The Dysology Hypothesis

Letting scholars get away with publishing fallacies and myths signals to others the existence of topics where guardians of good scholarship might be less capable than elsewhere. Such dysology then serves as an allurement to poor scholars to disseminate existing myths and fallacies and to create and publish their own in these topic areas, which leads to a downward spiral of diminishing veracity on particular topics.

Friday, 23 September 2011

Veracity versus Claptrap: the Dysology Prize

Can non-experts recognise and challenge expert claptrap?

Is the Hot Clocking explanation for the ‘free energy’ excess heat that was said to have been produced in experiments in cold fusion a bad explanation because it explains the reason for something happening that probably never even happened in the first place?

To find out more click the Link to Professor Simon Berkovich’s article. In the comments section you’ll see me as a non-expert in the area of physics challenge Professor Berkovich (George Washington University) and the Nobel Laureate and Cambridge University Professor of Physics Brian D. Josephson. How can I do this?

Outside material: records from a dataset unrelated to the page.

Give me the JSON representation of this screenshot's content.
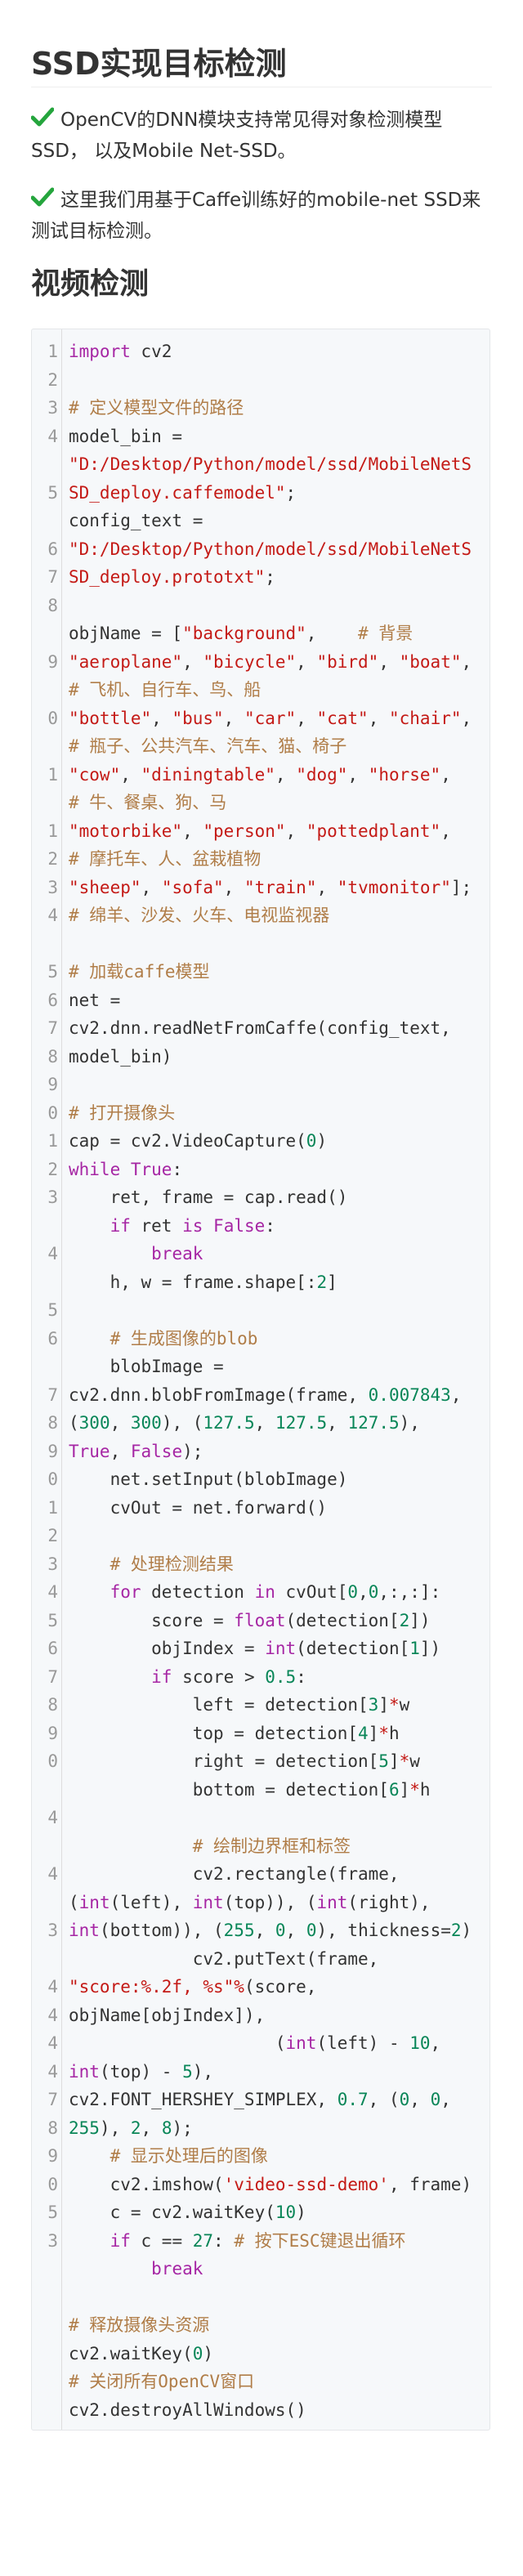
{
  "page": {
    "title": "SSD实现目标检测",
    "paragraphs": [
      {
        "icon": "check-icon",
        "lines": [
          "OpenCV的DNN模块支持常见得对象检测模型",
          "SSD， 以及Mobile Net-SSD。"
        ]
      },
      {
        "icon": "check-icon",
        "lines": [
          "这里我们用基于Caffe训练好的mobile-net SSD来",
          "测试目标检测。"
        ]
      }
    ],
    "section_heading": "视频检测",
    "accent_color": "#25a53d"
  },
  "code": {
    "language": "python",
    "line_numbers": [
      "1",
      "2",
      "3",
      "4",
      "",
      "5",
      "",
      "6",
      "7",
      "8",
      "",
      "9",
      "",
      "0",
      "",
      "1",
      "",
      "1",
      "2",
      "3",
      "4",
      "",
      "5",
      "6",
      "7",
      "8",
      "9",
      "0",
      "1",
      "2",
      "3",
      "",
      "4",
      "",
      "5",
      "6",
      "",
      "7",
      "8",
      "9",
      "0",
      "1",
      "2",
      "3",
      "4",
      "5",
      "6",
      "7",
      "8",
      "9",
      "0",
      "",
      "4",
      "",
      "4",
      "",
      "3",
      "",
      "4",
      "4",
      "4",
      "4",
      "7",
      "8",
      "9",
      "0",
      "5",
      "3"
    ],
    "lines": [
      [
        [
          "k",
          "import"
        ],
        [
          "f",
          " cv2"
        ]
      ],
      [],
      [
        [
          "c",
          "# 定义模型文件的路径"
        ]
      ],
      [
        [
          "f",
          "model_bin ="
        ]
      ],
      [
        [
          "s",
          "\"D:/Desktop/Python/model/ssd/MobileNetS"
        ]
      ],
      [
        [
          "s",
          "SD_deploy.caffemodel\""
        ],
        [
          "f",
          ";"
        ]
      ],
      [
        [
          "f",
          "config_text ="
        ]
      ],
      [
        [
          "s",
          "\"D:/Desktop/Python/model/ssd/MobileNetS"
        ]
      ],
      [
        [
          "s",
          "SD_deploy.prototxt\""
        ],
        [
          "f",
          ";"
        ]
      ],
      [],
      [
        [
          "f",
          "objName = ["
        ],
        [
          "s",
          "\"background\""
        ],
        [
          "f",
          ",    "
        ],
        [
          "c",
          "# 背景"
        ]
      ],
      [
        [
          "s",
          "\"aeroplane\""
        ],
        [
          "f",
          ", "
        ],
        [
          "s",
          "\"bicycle\""
        ],
        [
          "f",
          ", "
        ],
        [
          "s",
          "\"bird\""
        ],
        [
          "f",
          ", "
        ],
        [
          "s",
          "\"boat\""
        ],
        [
          "f",
          ","
        ]
      ],
      [
        [
          "c",
          "# 飞机、自行车、鸟、船"
        ]
      ],
      [
        [
          "s",
          "\"bottle\""
        ],
        [
          "f",
          ", "
        ],
        [
          "s",
          "\"bus\""
        ],
        [
          "f",
          ", "
        ],
        [
          "s",
          "\"car\""
        ],
        [
          "f",
          ", "
        ],
        [
          "s",
          "\"cat\""
        ],
        [
          "f",
          ", "
        ],
        [
          "s",
          "\"chair\""
        ],
        [
          "f",
          ","
        ]
      ],
      [
        [
          "c",
          "# 瓶子、公共汽车、汽车、猫、椅子"
        ]
      ],
      [
        [
          "s",
          "\"cow\""
        ],
        [
          "f",
          ", "
        ],
        [
          "s",
          "\"diningtable\""
        ],
        [
          "f",
          ", "
        ],
        [
          "s",
          "\"dog\""
        ],
        [
          "f",
          ", "
        ],
        [
          "s",
          "\"horse\""
        ],
        [
          "f",
          ","
        ]
      ],
      [
        [
          "c",
          "# 牛、餐桌、狗、马"
        ]
      ],
      [
        [
          "s",
          "\"motorbike\""
        ],
        [
          "f",
          ", "
        ],
        [
          "s",
          "\"person\""
        ],
        [
          "f",
          ", "
        ],
        [
          "s",
          "\"pottedplant\""
        ],
        [
          "f",
          ","
        ]
      ],
      [
        [
          "c",
          "# 摩托车、人、盆栽植物"
        ]
      ],
      [
        [
          "s",
          "\"sheep\""
        ],
        [
          "f",
          ", "
        ],
        [
          "s",
          "\"sofa\""
        ],
        [
          "f",
          ", "
        ],
        [
          "s",
          "\"train\""
        ],
        [
          "f",
          ", "
        ],
        [
          "s",
          "\"tvmonitor\""
        ],
        [
          "f",
          "];"
        ]
      ],
      [
        [
          "c",
          "# 绵羊、沙发、火车、电视监视器"
        ]
      ],
      [],
      [
        [
          "c",
          "# 加载caffe模型"
        ]
      ],
      [
        [
          "f",
          "net ="
        ]
      ],
      [
        [
          "f",
          "cv2.dnn.readNetFromCaffe(config_text,"
        ]
      ],
      [
        [
          "f",
          "model_bin)"
        ]
      ],
      [],
      [
        [
          "c",
          "# 打开摄像头"
        ]
      ],
      [
        [
          "f",
          "cap = cv2.VideoCapture("
        ],
        [
          "n",
          "0"
        ],
        [
          "f",
          ")"
        ]
      ],
      [
        [
          "k",
          "while"
        ],
        [
          "f",
          " "
        ],
        [
          "k",
          "True"
        ],
        [
          "f",
          ":"
        ]
      ],
      [
        [
          "f",
          "    ret, frame = cap.read()"
        ]
      ],
      [
        [
          "f",
          "    "
        ],
        [
          "k",
          "if"
        ],
        [
          "f",
          " ret "
        ],
        [
          "k",
          "is"
        ],
        [
          "f",
          " "
        ],
        [
          "k",
          "False"
        ],
        [
          "f",
          ":"
        ]
      ],
      [
        [
          "f",
          "        "
        ],
        [
          "k",
          "break"
        ]
      ],
      [
        [
          "f",
          "    h, w = frame.shape[:"
        ],
        [
          "n",
          "2"
        ],
        [
          "f",
          "]"
        ]
      ],
      [],
      [
        [
          "f",
          "    "
        ],
        [
          "c",
          "# 生成图像的blob"
        ]
      ],
      [
        [
          "f",
          "    blobImage ="
        ]
      ],
      [
        [
          "f",
          "cv2.dnn.blobFromImage(frame, "
        ],
        [
          "n",
          "0.007843"
        ],
        [
          "f",
          ","
        ]
      ],
      [
        [
          "f",
          "("
        ],
        [
          "n",
          "300"
        ],
        [
          "f",
          ", "
        ],
        [
          "n",
          "300"
        ],
        [
          "f",
          "), ("
        ],
        [
          "n",
          "127.5"
        ],
        [
          "f",
          ", "
        ],
        [
          "n",
          "127.5"
        ],
        [
          "f",
          ", "
        ],
        [
          "n",
          "127.5"
        ],
        [
          "f",
          "),"
        ]
      ],
      [
        [
          "k",
          "True"
        ],
        [
          "f",
          ", "
        ],
        [
          "k",
          "False"
        ],
        [
          "f",
          ");"
        ]
      ],
      [
        [
          "f",
          "    net.setInput(blobImage)"
        ]
      ],
      [
        [
          "f",
          "    cvOut = net.forward()"
        ]
      ],
      [],
      [
        [
          "f",
          "    "
        ],
        [
          "c",
          "# 处理检测结果"
        ]
      ],
      [
        [
          "f",
          "    "
        ],
        [
          "k",
          "for"
        ],
        [
          "f",
          " detection "
        ],
        [
          "k",
          "in"
        ],
        [
          "f",
          " cvOut["
        ],
        [
          "n",
          "0"
        ],
        [
          "f",
          ","
        ],
        [
          "n",
          "0"
        ],
        [
          "f",
          ",:,:]:"
        ]
      ],
      [
        [
          "f",
          "        score = "
        ],
        [
          "k",
          "float"
        ],
        [
          "f",
          "(detection["
        ],
        [
          "n",
          "2"
        ],
        [
          "f",
          "])"
        ]
      ],
      [
        [
          "f",
          "        objIndex = "
        ],
        [
          "k",
          "int"
        ],
        [
          "f",
          "(detection["
        ],
        [
          "n",
          "1"
        ],
        [
          "f",
          "])"
        ]
      ],
      [
        [
          "f",
          "        "
        ],
        [
          "k",
          "if"
        ],
        [
          "f",
          " score > "
        ],
        [
          "n",
          "0.5"
        ],
        [
          "f",
          ":"
        ]
      ],
      [
        [
          "f",
          "            left = detection["
        ],
        [
          "n",
          "3"
        ],
        [
          "f",
          "]"
        ],
        [
          "s",
          "*"
        ],
        [
          "f",
          "w"
        ]
      ],
      [
        [
          "f",
          "            top = detection["
        ],
        [
          "n",
          "4"
        ],
        [
          "f",
          "]"
        ],
        [
          "s",
          "*"
        ],
        [
          "f",
          "h"
        ]
      ],
      [
        [
          "f",
          "            right = detection["
        ],
        [
          "n",
          "5"
        ],
        [
          "f",
          "]"
        ],
        [
          "s",
          "*"
        ],
        [
          "f",
          "w"
        ]
      ],
      [
        [
          "f",
          "            bottom = detection["
        ],
        [
          "n",
          "6"
        ],
        [
          "f",
          "]"
        ],
        [
          "s",
          "*"
        ],
        [
          "f",
          "h"
        ]
      ],
      [],
      [
        [
          "f",
          "            "
        ],
        [
          "c",
          "# 绘制边界框和标签"
        ]
      ],
      [
        [
          "f",
          "            cv2.rectangle(frame,"
        ]
      ],
      [
        [
          "f",
          "("
        ],
        [
          "k",
          "int"
        ],
        [
          "f",
          "(left), "
        ],
        [
          "k",
          "int"
        ],
        [
          "f",
          "(top)), ("
        ],
        [
          "k",
          "int"
        ],
        [
          "f",
          "(right),"
        ]
      ],
      [
        [
          "k",
          "int"
        ],
        [
          "f",
          "(bottom)), ("
        ],
        [
          "n",
          "255"
        ],
        [
          "f",
          ", "
        ],
        [
          "n",
          "0"
        ],
        [
          "f",
          ", "
        ],
        [
          "n",
          "0"
        ],
        [
          "f",
          "), thickness="
        ],
        [
          "n",
          "2"
        ],
        [
          "f",
          ")"
        ]
      ],
      [
        [
          "f",
          "            cv2.putText(frame,"
        ]
      ],
      [
        [
          "s",
          "\"score:%.2f, %s\""
        ],
        [
          "s",
          "%"
        ],
        [
          "f",
          "(score,"
        ]
      ],
      [
        [
          "f",
          "objName[objIndex]),"
        ]
      ],
      [
        [
          "f",
          "                    ("
        ],
        [
          "k",
          "int"
        ],
        [
          "f",
          "(left) - "
        ],
        [
          "n",
          "10"
        ],
        [
          "f",
          ","
        ]
      ],
      [
        [
          "k",
          "int"
        ],
        [
          "f",
          "(top) - "
        ],
        [
          "n",
          "5"
        ],
        [
          "f",
          "),"
        ]
      ],
      [
        [
          "f",
          "cv2.FONT_HERSHEY_SIMPLEX, "
        ],
        [
          "n",
          "0.7"
        ],
        [
          "f",
          ", ("
        ],
        [
          "n",
          "0"
        ],
        [
          "f",
          ", "
        ],
        [
          "n",
          "0"
        ],
        [
          "f",
          ","
        ]
      ],
      [
        [
          "n",
          "255"
        ],
        [
          "f",
          "), "
        ],
        [
          "n",
          "2"
        ],
        [
          "f",
          ", "
        ],
        [
          "n",
          "8"
        ],
        [
          "f",
          ");"
        ]
      ],
      [
        [
          "f",
          "    "
        ],
        [
          "c",
          "# 显示处理后的图像"
        ]
      ],
      [
        [
          "f",
          "    cv2.imshow("
        ],
        [
          "s",
          "'video-ssd-demo'"
        ],
        [
          "f",
          ", frame)"
        ]
      ],
      [
        [
          "f",
          "    c = cv2.waitKey("
        ],
        [
          "n",
          "10"
        ],
        [
          "f",
          ")"
        ]
      ],
      [
        [
          "f",
          "    "
        ],
        [
          "k",
          "if"
        ],
        [
          "f",
          " c == "
        ],
        [
          "n",
          "27"
        ],
        [
          "f",
          ": "
        ],
        [
          "c",
          "# 按下ESC键退出循环"
        ]
      ],
      [
        [
          "f",
          "        "
        ],
        [
          "k",
          "break"
        ]
      ],
      [],
      [
        [
          "c",
          "# 释放摄像头资源"
        ]
      ],
      [
        [
          "f",
          "cv2.waitKey("
        ],
        [
          "n",
          "0"
        ],
        [
          "f",
          ")"
        ]
      ],
      [
        [
          "c",
          "# 关闭所有OpenCV窗口"
        ]
      ],
      [
        [
          "f",
          "cv2.destroyAllWindows()"
        ]
      ]
    ]
  }
}
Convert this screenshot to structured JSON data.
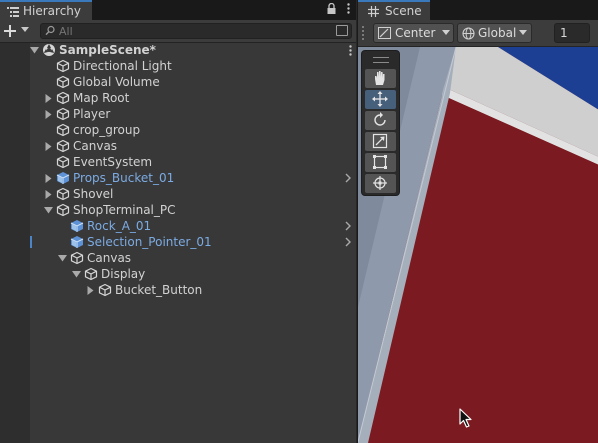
{
  "hierarchy": {
    "tab_label": "Hierarchy",
    "tab_icon": "hierarchy-list-icon",
    "header_icons": [
      "lock-icon",
      "more-vertical-icon"
    ],
    "add_button_icon": "plus-icon",
    "search_placeholder": "All",
    "items": [
      {
        "label": "SampleScene*",
        "depth": 0,
        "icon": "unity-scene-icon",
        "expanded": true,
        "bold": true,
        "has_more_menu": true
      },
      {
        "label": "Directional Light",
        "depth": 1,
        "icon": "gameobject-cube-icon"
      },
      {
        "label": "Global Volume",
        "depth": 1,
        "icon": "gameobject-cube-icon"
      },
      {
        "label": "Map Root",
        "depth": 1,
        "icon": "gameobject-cube-icon",
        "collapsed": true
      },
      {
        "label": "Player",
        "depth": 1,
        "icon": "gameobject-cube-icon",
        "collapsed": true
      },
      {
        "label": "crop_group",
        "depth": 1,
        "icon": "gameobject-cube-icon"
      },
      {
        "label": "Canvas",
        "depth": 1,
        "icon": "gameobject-cube-icon",
        "collapsed": true
      },
      {
        "label": "EventSystem",
        "depth": 1,
        "icon": "gameobject-cube-icon"
      },
      {
        "label": "Props_Bucket_01",
        "depth": 1,
        "icon": "prefab-cube-icon",
        "collapsed": true,
        "prefab": true,
        "chevron": true
      },
      {
        "label": "Shovel",
        "depth": 1,
        "icon": "gameobject-cube-icon",
        "collapsed": true
      },
      {
        "label": "ShopTerminal_PC",
        "depth": 1,
        "icon": "gameobject-cube-icon",
        "expanded": true
      },
      {
        "label": "Rock_A_01",
        "depth": 2,
        "icon": "prefab-cube-icon",
        "prefab": true,
        "chevron": true
      },
      {
        "label": "Selection_Pointer_01",
        "depth": 2,
        "icon": "prefab-cube-icon",
        "prefab": true,
        "chevron": true,
        "modified": true
      },
      {
        "label": "Canvas",
        "depth": 2,
        "icon": "gameobject-cube-icon",
        "expanded": true
      },
      {
        "label": "Display",
        "depth": 3,
        "icon": "gameobject-cube-icon",
        "expanded": true
      },
      {
        "label": "Bucket_Button",
        "depth": 4,
        "icon": "gameobject-cube-icon",
        "collapsed": true
      }
    ]
  },
  "scene": {
    "tab_label": "Scene",
    "tab_icon": "grid-hash-icon",
    "pivot_mode": "Center",
    "pivot_icon": "pivot-center-icon",
    "pivot_rotation": "Global",
    "pivot_rotation_icon": "globe-icon",
    "grid_snap_value": "1",
    "tools": [
      {
        "name": "hand-tool-icon",
        "active": false
      },
      {
        "name": "move-tool-icon",
        "active": true
      },
      {
        "name": "rotate-tool-icon",
        "active": false
      },
      {
        "name": "scale-tool-icon",
        "active": false
      },
      {
        "name": "rect-tool-icon",
        "active": false
      },
      {
        "name": "transform-tool-icon",
        "active": false
      }
    ]
  },
  "colors": {
    "prefab_text": "#7cabe3",
    "selection_accent": "#4b85c8",
    "viewport_red": "#7a1a1f",
    "viewport_blue": "#1c3f94"
  }
}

Follow the debate as it unfolds further. So far, at the time of writing, Josephson has weirdly declined to take up the Dysology wager -will Berkovich also decline to put his reputation where his brain is?